What this task involves ▸
In the material below, identify each line bearing the word "title". Reproduce those lines.

Records ▸

=-=-=

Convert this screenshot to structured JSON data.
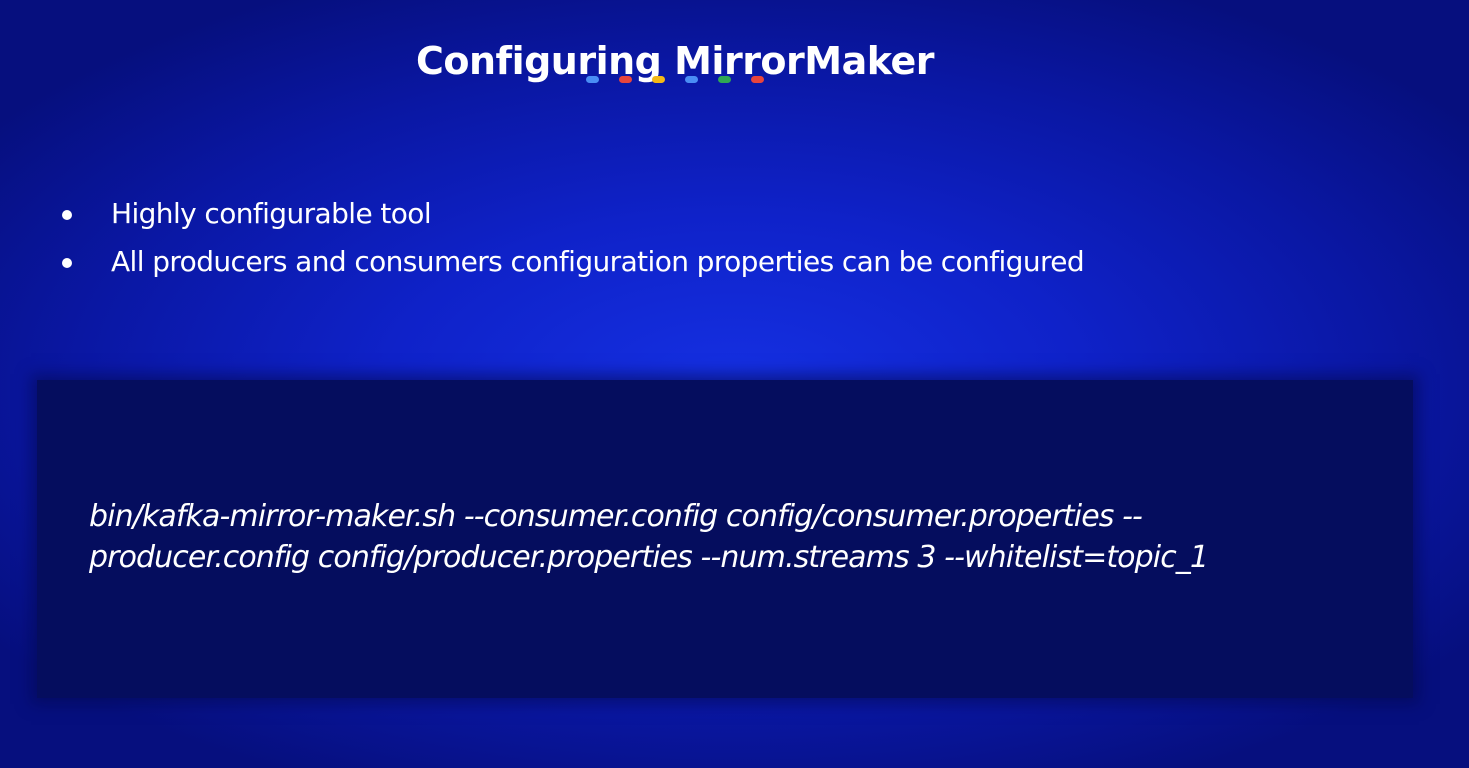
{
  "slide": {
    "title": "Configuring MirrorMaker",
    "accent_dots": [
      {
        "name": "blue-dot",
        "color": "#4a8df5"
      },
      {
        "name": "red-dot",
        "color": "#e8453c"
      },
      {
        "name": "yellow-dot",
        "color": "#f5b915"
      },
      {
        "name": "blue-dot",
        "color": "#4a8df5"
      },
      {
        "name": "green-dot",
        "color": "#2fa853"
      },
      {
        "name": "red-dot",
        "color": "#e8453c"
      }
    ],
    "bullets": [
      "Highly configurable tool",
      "All producers and consumers configuration properties can be configured"
    ],
    "code": {
      "lines": [
        "bin/kafka-mirror-maker.sh --consumer.config config/consumer.properties --",
        "producer.config config/producer.properties --num.streams 3 --whitelist=topic_1"
      ]
    }
  },
  "colors": {
    "background": "#0f22c9",
    "code_background": "#050d5e",
    "text": "#ffffff"
  }
}
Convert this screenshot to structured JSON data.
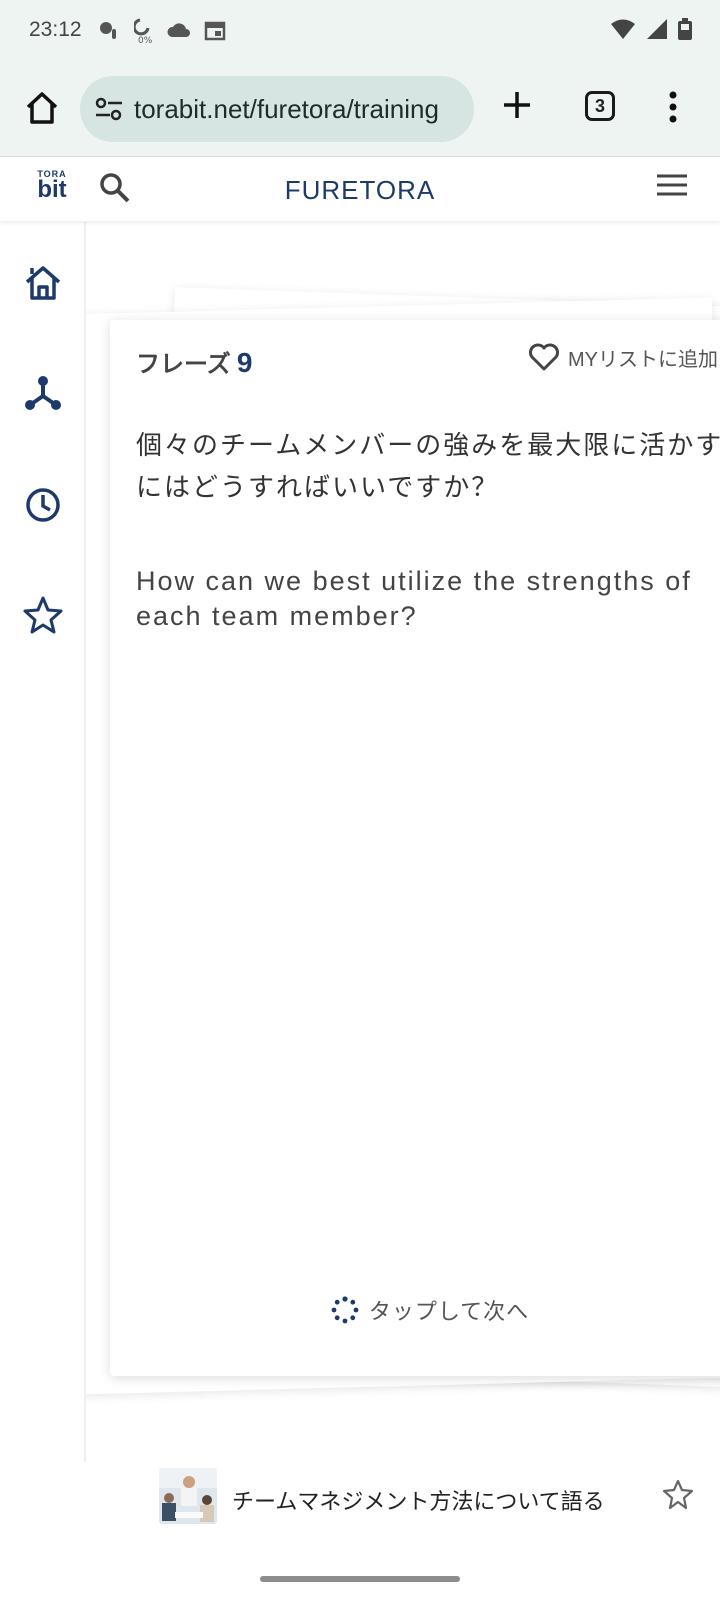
{
  "status_bar": {
    "time": "23:12",
    "left_icons": [
      "motorcycle-alert-icon",
      "battery-saver-icon",
      "cloud-icon",
      "calendar-icon"
    ],
    "right_icons": [
      "wifi-icon",
      "signal-icon",
      "battery-icon"
    ]
  },
  "browser": {
    "url": "torabit.net/furetora/training",
    "tab_count": "3"
  },
  "site_header": {
    "logo_top": "TORA",
    "logo_bottom": "bit",
    "title": "FURETORA"
  },
  "sidenav": {
    "items": [
      "home-icon",
      "network-icon",
      "history-icon",
      "favorites-icon"
    ]
  },
  "card": {
    "phrase_label": "フレーズ",
    "phrase_number": "9",
    "mylist_label": "MYリストに追加",
    "japanese_line1": "個々のチームメンバーの強みを最大限に活かす",
    "japanese_line2": "にはどうすればいいですか？",
    "english": "How can we best utilize the strengths of each team member?",
    "next_label": "タップして次へ"
  },
  "bottom_item": {
    "title": "チームマネジメント方法について語る"
  },
  "colors": {
    "accent_navy": "#1d3a6b",
    "chrome_bg": "#eef4f2",
    "url_bg": "#d6e5e1"
  }
}
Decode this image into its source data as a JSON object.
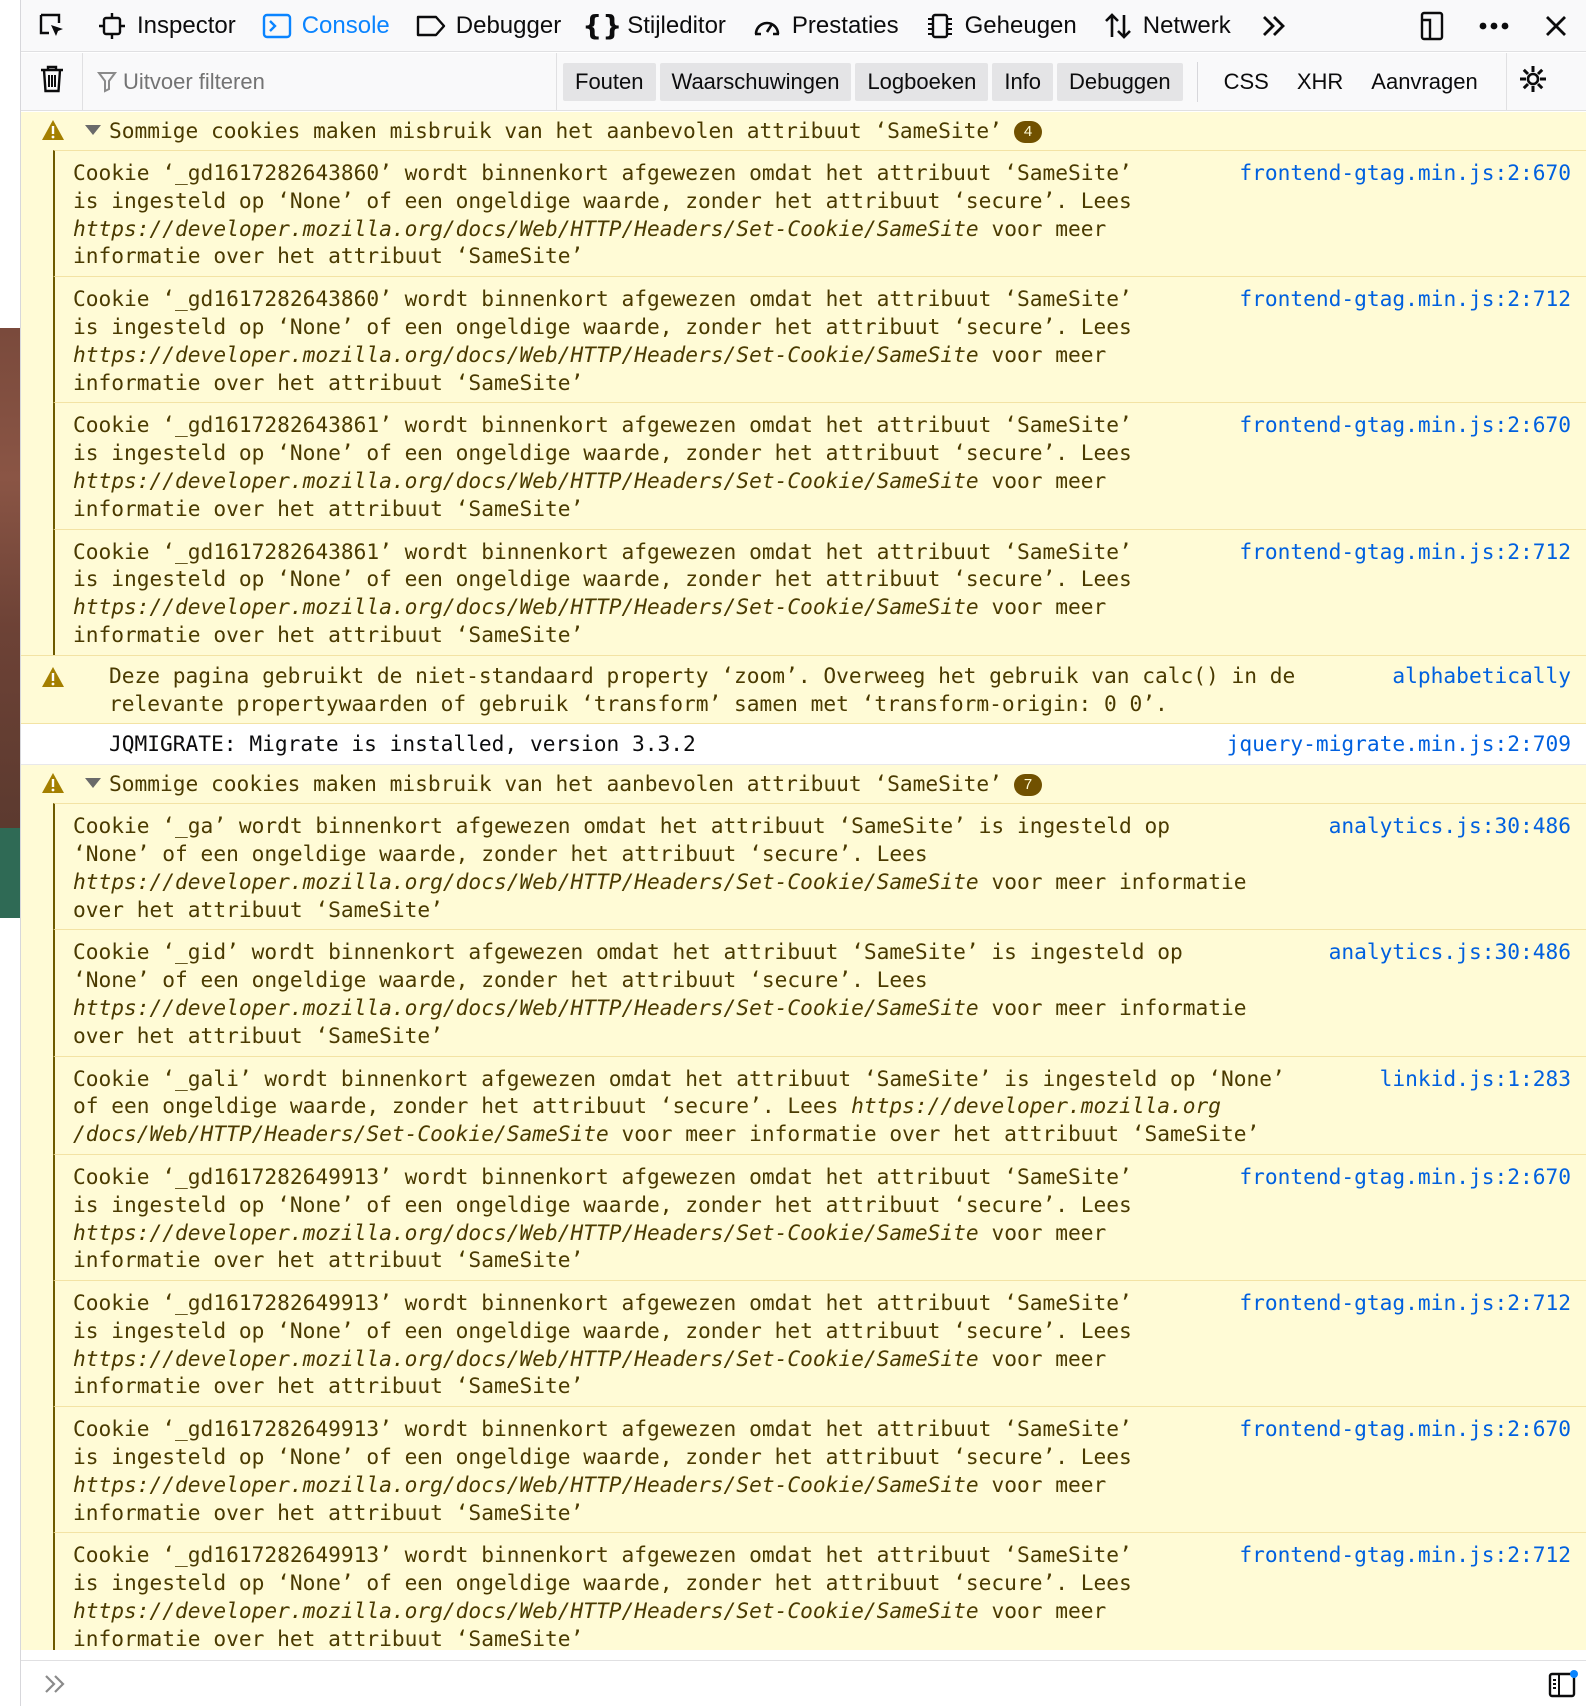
{
  "toolbar": {
    "tabs": [
      {
        "label": "Inspector",
        "icon": "inspector-icon"
      },
      {
        "label": "Console",
        "icon": "console-icon",
        "active": true
      },
      {
        "label": "Debugger",
        "icon": "debugger-icon"
      },
      {
        "label": "Stijleditor",
        "icon": "style-editor-icon"
      },
      {
        "label": "Prestaties",
        "icon": "performance-icon"
      },
      {
        "label": "Geheugen",
        "icon": "memory-icon"
      },
      {
        "label": "Netwerk",
        "icon": "network-icon"
      }
    ],
    "accent": "#0a84ff"
  },
  "filterbar": {
    "placeholder": "Uitvoer filteren",
    "levels": [
      "Fouten",
      "Waarschuwingen",
      "Logboeken",
      "Info",
      "Debuggen"
    ],
    "types": [
      "CSS",
      "XHR",
      "Aanvragen"
    ]
  },
  "output": {
    "group1": {
      "title": "Sommige cookies maken misbruik van het aanbevolen attribuut ‘SameSite’",
      "count": "4",
      "items": [
        {
          "lines": [
            "Cookie ‘_gd1617282643860’ wordt binnenkort afgewezen omdat het attribuut ‘SameSite’",
            "is ingesteld op ‘None’ of een ongeldige waarde, zonder het attribuut ‘secure’. Lees",
            "https://developer.mozilla.org/docs/Web/HTTP/Headers/Set-Cookie/SameSite",
            "informatie over het attribuut ‘SameSite’"
          ],
          "tail": " voor meer",
          "source": "frontend-gtag.min.js:2:670"
        },
        {
          "lines": [
            "Cookie ‘_gd1617282643860’ wordt binnenkort afgewezen omdat het attribuut ‘SameSite’",
            "is ingesteld op ‘None’ of een ongeldige waarde, zonder het attribuut ‘secure’. Lees",
            "https://developer.mozilla.org/docs/Web/HTTP/Headers/Set-Cookie/SameSite",
            "informatie over het attribuut ‘SameSite’"
          ],
          "tail": " voor meer",
          "source": "frontend-gtag.min.js:2:712"
        },
        {
          "lines": [
            "Cookie ‘_gd1617282643861’ wordt binnenkort afgewezen omdat het attribuut ‘SameSite’",
            "is ingesteld op ‘None’ of een ongeldige waarde, zonder het attribuut ‘secure’. Lees",
            "https://developer.mozilla.org/docs/Web/HTTP/Headers/Set-Cookie/SameSite",
            "informatie over het attribuut ‘SameSite’"
          ],
          "tail": " voor meer",
          "source": "frontend-gtag.min.js:2:670"
        },
        {
          "lines": [
            "Cookie ‘_gd1617282643861’ wordt binnenkort afgewezen omdat het attribuut ‘SameSite’",
            "is ingesteld op ‘None’ of een ongeldige waarde, zonder het attribuut ‘secure’. Lees",
            "https://developer.mozilla.org/docs/Web/HTTP/Headers/Set-Cookie/SameSite",
            "informatie over het attribuut ‘SameSite’"
          ],
          "tail": " voor meer",
          "source": "frontend-gtag.min.js:2:712"
        }
      ]
    },
    "zoom_warning": {
      "line1": "Deze pagina gebruikt de niet-standaard property ‘zoom’. Overweeg het gebruik van calc() in de",
      "line2": "relevante propertywaarden of gebruik ‘transform’ samen met ‘transform-origin: 0 0’.",
      "source": "alphabetically"
    },
    "jqmigrate": {
      "text": "JQMIGRATE: Migrate is installed, version 3.3.2",
      "source": "jquery-migrate.min.js:2:709"
    },
    "group2": {
      "title": "Sommige cookies maken misbruik van het aanbevolen attribuut ‘SameSite’",
      "count": "7",
      "items": [
        {
          "l1": "Cookie ‘_ga’ wordt binnenkort afgewezen omdat het attribuut ‘SameSite’ is ingesteld op",
          "l2": "‘None’ of een ongeldige waarde, zonder het attribuut ‘secure’. Lees",
          "url": "https://developer.mozilla.org/docs/Web/HTTP/Headers/Set-Cookie/SameSite",
          "tail": " voor meer informatie",
          "l4": "over het attribuut ‘SameSite’",
          "source": "analytics.js:30:486"
        },
        {
          "l1": "Cookie ‘_gid’ wordt binnenkort afgewezen omdat het attribuut ‘SameSite’ is ingesteld op",
          "l2": "‘None’ of een ongeldige waarde, zonder het attribuut ‘secure’. Lees",
          "url": "https://developer.mozilla.org/docs/Web/HTTP/Headers/Set-Cookie/SameSite",
          "tail": " voor meer informatie",
          "l4": "over het attribuut ‘SameSite’",
          "source": "analytics.js:30:486"
        }
      ],
      "gali": {
        "l1": "Cookie ‘_gali’ wordt binnenkort afgewezen omdat het attribuut ‘SameSite’ is ingesteld op ‘None’",
        "l2a": "of een ongeldige waarde, zonder het attribuut ‘secure’. Lees ",
        "l2url": "https://developer.mozilla.org",
        "l3url": "/docs/Web/HTTP/Headers/Set-Cookie/SameSite",
        "l3tail": " voor meer informatie over het attribuut ‘SameSite’",
        "source": "linkid.js:1:283"
      },
      "gd_items": [
        {
          "lines": [
            "Cookie ‘_gd1617282649913’ wordt binnenkort afgewezen omdat het attribuut ‘SameSite’",
            "is ingesteld op ‘None’ of een ongeldige waarde, zonder het attribuut ‘secure’. Lees",
            "https://developer.mozilla.org/docs/Web/HTTP/Headers/Set-Cookie/SameSite",
            "informatie over het attribuut ‘SameSite’"
          ],
          "tail": " voor meer",
          "source": "frontend-gtag.min.js:2:670"
        },
        {
          "lines": [
            "Cookie ‘_gd1617282649913’ wordt binnenkort afgewezen omdat het attribuut ‘SameSite’",
            "is ingesteld op ‘None’ of een ongeldige waarde, zonder het attribuut ‘secure’. Lees",
            "https://developer.mozilla.org/docs/Web/HTTP/Headers/Set-Cookie/SameSite",
            "informatie over het attribuut ‘SameSite’"
          ],
          "tail": " voor meer",
          "source": "frontend-gtag.min.js:2:712"
        },
        {
          "lines": [
            "Cookie ‘_gd1617282649913’ wordt binnenkort afgewezen omdat het attribuut ‘SameSite’",
            "is ingesteld op ‘None’ of een ongeldige waarde, zonder het attribuut ‘secure’. Lees",
            "https://developer.mozilla.org/docs/Web/HTTP/Headers/Set-Cookie/SameSite",
            "informatie over het attribuut ‘SameSite’"
          ],
          "tail": " voor meer",
          "source": "frontend-gtag.min.js:2:670"
        },
        {
          "lines": [
            "Cookie ‘_gd1617282649913’ wordt binnenkort afgewezen omdat het attribuut ‘SameSite’",
            "is ingesteld op ‘None’ of een ongeldige waarde, zonder het attribuut ‘secure’. Lees",
            "https://developer.mozilla.org/docs/Web/HTTP/Headers/Set-Cookie/SameSite",
            "informatie over het attribuut ‘SameSite’"
          ],
          "tail": " voor meer",
          "source": "frontend-gtag.min.js:2:712"
        }
      ]
    }
  },
  "colors": {
    "warning_bg": "#fffbd6",
    "warning_text": "#4a3a00",
    "link": "#0060df",
    "badge": "#715100"
  }
}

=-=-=

Written reply ▸
    "title": "Configuring MirrorMaker",
    "title": "FURETORA"
    "title": "チームマネジメント方法について語る"
      "title": "Sommige cookies maken misbruik van het aanbevolen attribuut ‘SameSite’",
      "title": "Sommige cookies maken misbruik van het aanbevolen attribuut ‘SameSite’",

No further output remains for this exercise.